While I don’t yet know you, I declare with great confidence that you will be someone who rebels. Even in your current state of innocence, your daily cries indicate an unwillingness to accept a world that doesn’t exactly conform to your wants and expectations. This proclivity to fight has a chance to be most productive, especially when your mental powers blossom and your frustrations can be directed at matters beyond lactose.

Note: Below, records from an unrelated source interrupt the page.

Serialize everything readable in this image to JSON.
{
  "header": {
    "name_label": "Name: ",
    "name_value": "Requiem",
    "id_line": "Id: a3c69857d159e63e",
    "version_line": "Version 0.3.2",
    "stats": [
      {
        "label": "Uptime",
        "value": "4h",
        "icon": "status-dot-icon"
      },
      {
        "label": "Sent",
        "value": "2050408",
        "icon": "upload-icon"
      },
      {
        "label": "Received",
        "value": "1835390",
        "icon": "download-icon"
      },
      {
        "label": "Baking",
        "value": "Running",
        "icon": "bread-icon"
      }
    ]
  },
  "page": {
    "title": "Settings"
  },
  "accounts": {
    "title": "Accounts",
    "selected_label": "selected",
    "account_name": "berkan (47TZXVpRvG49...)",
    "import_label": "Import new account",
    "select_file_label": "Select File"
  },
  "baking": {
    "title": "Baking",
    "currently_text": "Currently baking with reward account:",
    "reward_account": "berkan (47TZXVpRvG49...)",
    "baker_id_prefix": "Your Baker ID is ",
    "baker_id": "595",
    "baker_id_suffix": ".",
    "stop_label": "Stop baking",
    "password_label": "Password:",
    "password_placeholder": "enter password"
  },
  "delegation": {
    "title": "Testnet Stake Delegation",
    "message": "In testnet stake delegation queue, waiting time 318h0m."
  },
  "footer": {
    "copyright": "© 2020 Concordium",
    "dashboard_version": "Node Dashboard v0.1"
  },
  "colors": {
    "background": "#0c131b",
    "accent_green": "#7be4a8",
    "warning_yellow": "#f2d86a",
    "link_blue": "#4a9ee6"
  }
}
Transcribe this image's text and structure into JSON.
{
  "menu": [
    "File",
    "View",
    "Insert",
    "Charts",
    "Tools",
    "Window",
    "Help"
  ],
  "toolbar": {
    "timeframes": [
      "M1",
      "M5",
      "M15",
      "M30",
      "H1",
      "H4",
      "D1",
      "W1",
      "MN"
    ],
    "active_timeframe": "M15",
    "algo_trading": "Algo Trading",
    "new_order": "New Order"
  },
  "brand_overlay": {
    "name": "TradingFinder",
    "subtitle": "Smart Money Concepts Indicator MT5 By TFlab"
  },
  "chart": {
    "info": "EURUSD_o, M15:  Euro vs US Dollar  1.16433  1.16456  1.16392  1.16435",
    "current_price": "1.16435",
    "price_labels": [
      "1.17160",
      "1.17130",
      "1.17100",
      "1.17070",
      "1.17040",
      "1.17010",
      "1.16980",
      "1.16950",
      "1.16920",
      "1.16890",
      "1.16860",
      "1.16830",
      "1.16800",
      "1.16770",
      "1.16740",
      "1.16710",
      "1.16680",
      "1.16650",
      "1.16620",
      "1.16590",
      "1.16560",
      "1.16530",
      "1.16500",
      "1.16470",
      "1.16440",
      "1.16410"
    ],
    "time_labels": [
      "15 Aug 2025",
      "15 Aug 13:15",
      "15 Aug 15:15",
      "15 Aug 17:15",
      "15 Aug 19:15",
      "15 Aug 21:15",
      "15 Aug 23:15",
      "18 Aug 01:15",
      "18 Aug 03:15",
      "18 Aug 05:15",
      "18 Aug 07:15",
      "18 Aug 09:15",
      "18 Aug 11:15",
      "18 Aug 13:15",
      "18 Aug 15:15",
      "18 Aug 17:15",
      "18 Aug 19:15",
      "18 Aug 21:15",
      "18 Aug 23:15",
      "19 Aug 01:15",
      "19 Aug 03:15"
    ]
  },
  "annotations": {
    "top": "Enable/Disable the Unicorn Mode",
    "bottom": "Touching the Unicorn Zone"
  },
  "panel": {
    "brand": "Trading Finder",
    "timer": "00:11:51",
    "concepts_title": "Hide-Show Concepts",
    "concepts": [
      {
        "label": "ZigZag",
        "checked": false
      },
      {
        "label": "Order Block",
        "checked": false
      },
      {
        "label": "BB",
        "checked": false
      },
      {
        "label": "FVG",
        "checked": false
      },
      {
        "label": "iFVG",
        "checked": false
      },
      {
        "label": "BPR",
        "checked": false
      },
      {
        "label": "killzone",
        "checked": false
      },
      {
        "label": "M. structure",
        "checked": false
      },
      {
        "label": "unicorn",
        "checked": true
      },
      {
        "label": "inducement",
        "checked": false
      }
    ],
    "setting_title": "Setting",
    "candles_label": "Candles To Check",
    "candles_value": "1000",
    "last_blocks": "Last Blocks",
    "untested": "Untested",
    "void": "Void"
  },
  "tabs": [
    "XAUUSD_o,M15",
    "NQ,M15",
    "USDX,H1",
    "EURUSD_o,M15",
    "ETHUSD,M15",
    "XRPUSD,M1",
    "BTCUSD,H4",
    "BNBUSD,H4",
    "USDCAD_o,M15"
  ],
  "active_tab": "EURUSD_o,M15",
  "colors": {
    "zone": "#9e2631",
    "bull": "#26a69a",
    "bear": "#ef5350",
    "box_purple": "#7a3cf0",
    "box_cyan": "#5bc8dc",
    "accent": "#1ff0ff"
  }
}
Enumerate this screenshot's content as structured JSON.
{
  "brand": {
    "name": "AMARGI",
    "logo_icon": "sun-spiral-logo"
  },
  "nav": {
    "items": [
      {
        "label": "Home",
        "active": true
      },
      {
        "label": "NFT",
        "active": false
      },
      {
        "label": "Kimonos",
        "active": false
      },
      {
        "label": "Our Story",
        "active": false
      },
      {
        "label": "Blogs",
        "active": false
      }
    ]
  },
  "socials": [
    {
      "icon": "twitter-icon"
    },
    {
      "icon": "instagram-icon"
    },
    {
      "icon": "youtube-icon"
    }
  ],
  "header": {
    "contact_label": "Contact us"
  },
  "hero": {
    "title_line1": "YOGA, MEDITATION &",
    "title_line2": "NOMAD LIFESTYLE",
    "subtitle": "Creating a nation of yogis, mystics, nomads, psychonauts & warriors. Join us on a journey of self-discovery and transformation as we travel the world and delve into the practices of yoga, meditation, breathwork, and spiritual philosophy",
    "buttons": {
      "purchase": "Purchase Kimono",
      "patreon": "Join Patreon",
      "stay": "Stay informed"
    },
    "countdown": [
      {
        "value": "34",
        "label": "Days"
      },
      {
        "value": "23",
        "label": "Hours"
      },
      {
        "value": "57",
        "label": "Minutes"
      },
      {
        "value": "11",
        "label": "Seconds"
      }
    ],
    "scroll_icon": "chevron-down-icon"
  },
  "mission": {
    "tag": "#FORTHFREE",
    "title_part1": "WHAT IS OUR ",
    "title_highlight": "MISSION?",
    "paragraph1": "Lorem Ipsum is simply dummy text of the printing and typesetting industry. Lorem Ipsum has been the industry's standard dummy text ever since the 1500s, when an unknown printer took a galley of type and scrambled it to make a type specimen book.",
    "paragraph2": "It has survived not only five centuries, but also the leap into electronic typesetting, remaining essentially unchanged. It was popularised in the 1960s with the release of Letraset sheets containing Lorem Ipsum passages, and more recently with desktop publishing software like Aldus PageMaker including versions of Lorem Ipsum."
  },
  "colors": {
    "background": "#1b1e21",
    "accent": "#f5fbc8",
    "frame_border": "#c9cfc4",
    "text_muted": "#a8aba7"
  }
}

I warn you now, though, that as rebellion becomes increasingly intertwined with your identity – as it will in adolescence – it can turn downright counterproductive if you adopt the “rebel without a cause” posture. And make no mistake, many peers will turn toward RWC because it’s a seductive way to gain status. RWC is also foolishly simple to adopt: be anti-authority. Parents, school, teachers, priests, the system, the man, experts, and whatever else appears to be trusted is necessarily the opponent of RWC. Perhaps you already see the flaws in the philosophy, because while sure, OK, yea, authority need be challenged, one jams himself into an unnecessarily tight box when fully subscribed to a status quo where authority, by virtue solely of its authority, is always wrong. Still, no amount of illogic erases the aura of coolness awarded to outsiders (especially if that outsider has Jesusesque hair, a leather jacket, and ripped jeans), and thus RWC uptake persists – you wouldn’t be crazy to give it a try.
Or maybe instead adopt the rebel path I believe is fundamentally superior to RWC. Instead of anti- being the guiding principle, truth is. That is to say you want to get it right, not be right, and that the surest path to fully understanding the complexities and nuances of any given issue is to fearlessly challenge everything, all while knowing that what you are being told may, indeed, be perfectly correct. In practice, the truth-seeker can seem like RWC. Twenty kids in a classroom all nod their heads in agreement, but, no, not you. Never you. You go 1 vs. 20 + the teacher and sniff out any loopholes, contradictions, and weak assumptions. This requires tremendous skill and self-confidence, attributes a careful observer will appreciate distinguishes you from RWC. As your abilities increase, you’ll notice that this rigorous probing reliably gains something, that there is always a question that reveals more, that large swaths of the population are regurgitating lines and truly have no idea what the hell they are talking about, and that, vitally, truth-seeking doesn’t require you to reach an alternate conclusion, but rather bestows a level of complete understanding that leaves you smarter, more empathetic, more creative, and way more interesting. So yea, you’ll gain prestige similar to RWC adherents, AND you’ll obtain a superior grasp of reality.
There was a time when I worked at a gas station. At that time, “energy drinks” (which will hopefully be extinct by the time you read this) were en vogue. My employer, being a pragmatic capitalist, decided to get in on the gold rush and undercut the prevailing price point with a knock-off version of the high-margin brand name product. Better still, the knock-off version was tastier to 7 out of 10 consumers. Better better still, as an employee of this gas station, I received a hefty discount on all merchandise. So, I did what seemed not-all-that-novel and sold the knock-offs to my football teammates at a price that allowed me to capitalize on the spread created by my employee discount (a.k.a. I profited off my friends). As unreliable as our memories may be, I remember having zero qualms about this. Your father, on the other hand, had maximal qualms once he discovered the scheme. Not only did I genuinely think he was wrong, but I also enjoyed arguing for the sake of arguing, which cast me dangerously close to RWC and the never-admit-defeat attitude it engenders. You should want your mind changed, because you should want to inch closer to truth. That’s hard to appreciate – just look at a country being run by people who never admit the other side may have even a sliver of a point – and I doubt that I did in any real sense during high school.
Your father lives by an ideal that one’s role in friendship is to always be there doing all you can to love, help, and support (never profit, obviously). For as busy as he may be, he’ll drop it all if you call him in need. Many people speak a similar noble ethos, but I’ve found few who actually live by it. After first rebelling against your father’s friendship ethic, he helped me appreciate the error in my ways, and I now try to be one of those elite few adhering to a higher standard in relationships.
So when you fight with your parents just try to remember that it is possible they may be right. In fact, given their collective wisdom, they will offer valuable lessons, I’d venture to guess, a large percentage of the time. Combine this inherited “wisdom” edge with a pure aim on truth and I think you’re set up quite nicely for an extraordinary life. Welcome!